[Opening EXCERPTED RECORDS section]

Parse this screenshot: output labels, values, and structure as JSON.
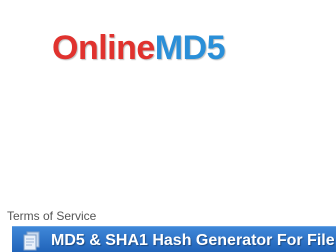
{
  "logo": {
    "part1": "Online",
    "part2": "MD5"
  },
  "tos_link": {
    "label": "Terms of Service"
  },
  "banner": {
    "title": "MD5 & SHA1 Hash Generator For File",
    "icon": "document-icon"
  },
  "colors": {
    "logo_red": "#e0322e",
    "logo_blue": "#2a8fd8",
    "banner_blue": "#2a6fc4"
  }
}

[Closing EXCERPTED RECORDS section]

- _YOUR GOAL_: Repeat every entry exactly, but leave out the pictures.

- _COMPLETED TASK_:
Parse this screenshot: output labels, values, and structure as JSON.
{
  "logo": {
    "part1": "Online",
    "part2": "MD5"
  },
  "tos_link": {
    "label": "Terms of Service"
  },
  "banner": {
    "title": "MD5 & SHA1 Hash Generator For File",
    "icon": "document-icon"
  },
  "colors": {
    "logo_red": "#e0322e",
    "logo_blue": "#2a8fd8",
    "banner_blue": "#2a6fc4"
  }
}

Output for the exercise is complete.